Most of us like to buy our produce fresh and would generally stock up on groceries every week or so. But buying in bulk for the month or two months can also help you plan your diet and meals much better. It is easier make a healthy meal at home if you have all the ingredients at hand. Buying for the month or a couple of weeks can also help you add to your savings. If you’re wondering how to stock a pantry for the first time, this article is for you.
How to Stock a Healthy Kitchen
These days, it might be difficult to get your hands-on fresh fruits and vegetables. But that does not have to mean missing out on essential nutrients. When stocking your pantry, be sure to include a variety of foods that will provide you with carbohydrates, proteins, fibre, healthy fats, vitamins, minerals and phytonutrients.
How to Stock a Modern Pantry
The items in your pantry serve two purposes - making sure you’re getting all the nutrition you need and making cooking convenient for you. Here we’ve compiled a checklist of foods that are a must in every modern pantry.
1. Fruit and Vegetables - These are indispensable sources of fibre, vitamins, minerals and essential phytonutrients. It is good to include a wide variety of fruit and vegetables into your diet. If fresh produce is not easily available, you could stock up on canned or dried fruit, and frozen fruit and vegetables instead. Try to consume a rainbow of vegetables and fruits to ensure you get all the necessary vitamins and nutrients.
2. Legumes and Pulses - These plant-based sources of protein are important, especially for those that follow a vegetarian diet. Chawli, rajma, moong, kabuli chana and a variety of dals should all have a place in your pantry as they all come with their own set of nutritional benefits. These beans and lentils are not only a good source of protein, but they are also rich in fibre and contain micronutrients. It is essential to have these in your pantry as these ingredients can help in meeting protein requirements of our bodies. Alternative flours like besan are also great to have.

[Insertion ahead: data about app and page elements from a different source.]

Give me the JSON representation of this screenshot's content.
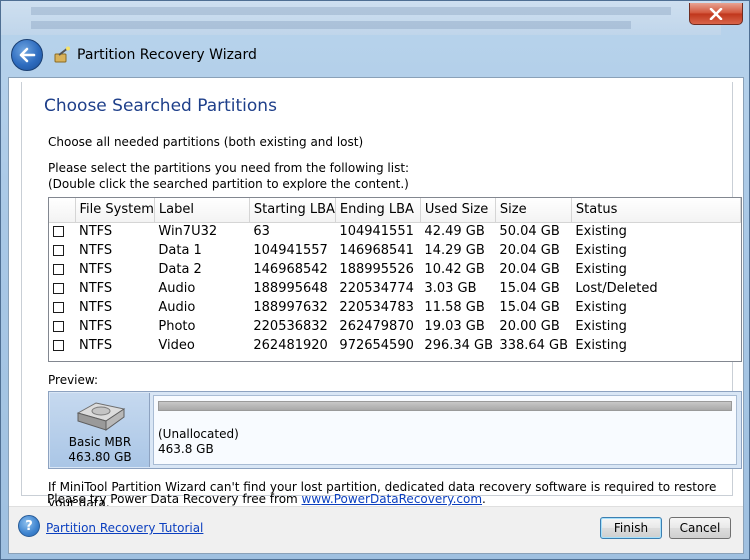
{
  "window": {
    "title": "Partition Recovery Wizard",
    "close_glyph": "✕"
  },
  "page": {
    "heading": "Choose Searched Partitions",
    "subtitle": "Choose all needed partitions (both existing and lost)",
    "instruction_line1": "Please select the partitions you need from the following list:",
    "instruction_line2": "(Double click the searched partition to explore the content.)"
  },
  "table": {
    "columns": [
      "File System",
      "Label",
      "Starting LBA",
      "Ending LBA",
      "Used Size",
      "Size",
      "Status"
    ],
    "rows": [
      {
        "checked": false,
        "fs": "NTFS",
        "label": "Win7U32",
        "start": "63",
        "end": "104941551",
        "used": "42.49 GB",
        "size": "50.04 GB",
        "status": "Existing"
      },
      {
        "checked": false,
        "fs": "NTFS",
        "label": "Data 1",
        "start": "104941557",
        "end": "146968541",
        "used": "14.29 GB",
        "size": "20.04 GB",
        "status": "Existing"
      },
      {
        "checked": false,
        "fs": "NTFS",
        "label": "Data 2",
        "start": "146968542",
        "end": "188995526",
        "used": "10.42 GB",
        "size": "20.04 GB",
        "status": "Existing"
      },
      {
        "checked": false,
        "fs": "NTFS",
        "label": "Audio",
        "start": "188995648",
        "end": "220534774",
        "used": "3.03 GB",
        "size": "15.04 GB",
        "status": "Lost/Deleted"
      },
      {
        "checked": false,
        "fs": "NTFS",
        "label": "Audio",
        "start": "188997632",
        "end": "220534783",
        "used": "11.58 GB",
        "size": "15.04 GB",
        "status": "Existing"
      },
      {
        "checked": false,
        "fs": "NTFS",
        "label": "Photo",
        "start": "220536832",
        "end": "262479870",
        "used": "19.03 GB",
        "size": "20.00 GB",
        "status": "Existing"
      },
      {
        "checked": false,
        "fs": "NTFS",
        "label": "Video",
        "start": "262481920",
        "end": "972654590",
        "used": "296.34 GB",
        "size": "338.64 GB",
        "status": "Existing"
      }
    ]
  },
  "preview": {
    "label": "Preview:",
    "disk_type": "Basic MBR",
    "disk_size": "463.80 GB",
    "partition_name": "(Unallocated)",
    "partition_size": "463.8 GB"
  },
  "notice": {
    "line1": "If MiniTool Partition Wizard can't find your lost partition, dedicated data recovery software is required to restore your data.",
    "line2_prefix": "Please try Power Data Recovery free from ",
    "link": "www.PowerDataRecovery.com",
    "line2_suffix": "."
  },
  "footer": {
    "help_glyph": "?",
    "tutorial_link": "Partition Recovery Tutorial",
    "finish_label": "Finish",
    "cancel_label": "Cancel"
  },
  "colors": {
    "heading": "#1e3f8a",
    "link": "#0b3fbf",
    "close_button": "#c0361c"
  }
}
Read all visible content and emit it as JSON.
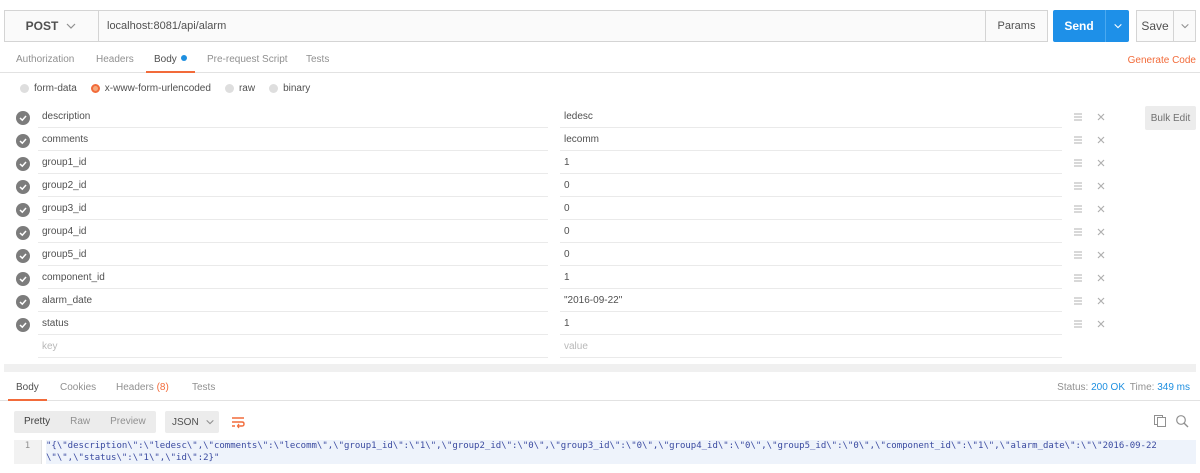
{
  "request": {
    "method": "POST",
    "url": "localhost:8081/api/alarm",
    "params_label": "Params",
    "send_label": "Send",
    "save_label": "Save"
  },
  "request_tabs": [
    {
      "label": "Authorization"
    },
    {
      "label": "Headers"
    },
    {
      "label": "Body"
    },
    {
      "label": "Pre-request Script"
    },
    {
      "label": "Tests"
    }
  ],
  "active_request_tab": "Body",
  "generate_code_label": "Generate Code",
  "body_modes": [
    {
      "label": "form-data",
      "selected": false
    },
    {
      "label": "x-www-form-urlencoded",
      "selected": true
    },
    {
      "label": "raw",
      "selected": false
    },
    {
      "label": "binary",
      "selected": false
    }
  ],
  "bulk_edit_label": "Bulk Edit",
  "params": [
    {
      "key": "description",
      "value": "ledesc"
    },
    {
      "key": "comments",
      "value": "lecomm"
    },
    {
      "key": "group1_id",
      "value": "1"
    },
    {
      "key": "group2_id",
      "value": "0"
    },
    {
      "key": "group3_id",
      "value": "0"
    },
    {
      "key": "group4_id",
      "value": "0"
    },
    {
      "key": "group5_id",
      "value": "0"
    },
    {
      "key": "component_id",
      "value": "1"
    },
    {
      "key": "alarm_date",
      "value": "\"2016-09-22\""
    },
    {
      "key": "status",
      "value": "1"
    }
  ],
  "new_row": {
    "key_placeholder": "key",
    "value_placeholder": "value"
  },
  "response_tabs": [
    {
      "label": "Body"
    },
    {
      "label": "Cookies"
    },
    {
      "label": "Headers",
      "count": "(8)"
    },
    {
      "label": "Tests"
    }
  ],
  "response_status": {
    "status_label": "Status:",
    "status_value": "200 OK",
    "time_label": "Time:",
    "time_value": "349 ms"
  },
  "format_buttons": [
    {
      "label": "Pretty",
      "active": true
    },
    {
      "label": "Raw",
      "active": false
    },
    {
      "label": "Preview",
      "active": false
    }
  ],
  "language": "JSON",
  "response_body": {
    "line_number": "1",
    "text": "\"{\\\"description\\\":\\\"ledesc\\\",\\\"comments\\\":\\\"lecomm\\\",\\\"group1_id\\\":\\\"1\\\",\\\"group2_id\\\":\\\"0\\\",\\\"group3_id\\\":\\\"0\\\",\\\"group4_id\\\":\\\"0\\\",\\\"group5_id\\\":\\\"0\\\",\\\"component_id\\\":\\\"1\\\",\\\"alarm_date\\\":\\\"\\\"2016-09-22\\\"\\\",\\\"status\\\":\\\"1\\\",\\\"id\\\":2}\""
  },
  "colors": {
    "accent": "#f26b3a",
    "send_blue": "#1e90e8",
    "status_ok": "#1e8fe0"
  },
  "icons": [
    "chevron-down-icon",
    "check-circle-icon",
    "drag-handle-icon",
    "close-icon",
    "wrap-lines-icon",
    "copy-icon",
    "search-icon"
  ]
}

3. Cereal, Grains and Nuts – Cereals and whole grains such as rice have a long shelf-life and are a great source of energy. We all require energy to accomplish our day to day tasks and activities. From our brain to our muscles, all our organs need this energy. Hence, it is essential that we stock up on healthy carbohydrates as they are our primary source of energy. Nuts are a good source of fat, protein and fibre. Be sure to include a good mix of these as well when stocking up for the coming weeks.
4. Dairy - Dairy is an important source of calcium and protein. Tetra pack milk has a long shelf-life and is thus a good option during these times. You could also try to stock up on some cheese and paneer - these can last a few weeks if stored in the freezer. And don’t forget a pack or two of dahi. It is packed with vitamins and protein. It is also a source of probiotics that help fight off the harmful bacteria and can help give your immune system a boost.
5. Spices - Indian cooking would be incomplete without its spices. Before preparing your shopping list, check that you have all the essentials such as chilli powder, haldi powder and coriander powder. Spices not only add taste, but they can also help in boosting immunity. Try Tata Sampann spices as this range of spices have their natural oils intact, ensuring that the natural goodness of spices is retained in the powdered form.
6. Ready Nutri-Mixes - Ready nutri-mixes can be a great life-saver in tight situations. Tata Sampann offers a range of ready mixes from chillas to khichdi. These can help you whip up a nutritious and healthy meal in no time.
How to Stock a Pantry on a Budget
If you’re on a budget, there are a number of ways you can save money. Shopping online is a good start. Some grocery apps and websites will even provide you with great bargain deals and discounts. Another way to save is to choose local and national brands over global ones - you might just prefer it. Happy stocking!
The views and opinions expressed, and assumptions & analysis presented in this content piece are those of the author(s) and do not necessarily reflect the official policy or position of any other agency, organization, employer or company. The information, including but not limited to, text, graphics, images and other material contained on this website are for informational purposes only. The purpose of this website is to promote broad consumer understanding and knowledge of various health topics. It is not intended to be a substitute for professional medical advice, diagnosis or treatment. Always seek the advice of your physician or other qualified health care provider with any questions you may have regarding a medical condition or treatment and before undertaking a new health care regimen, and never disregard professional medical advice or delay in seeking it because of something you have read on this website.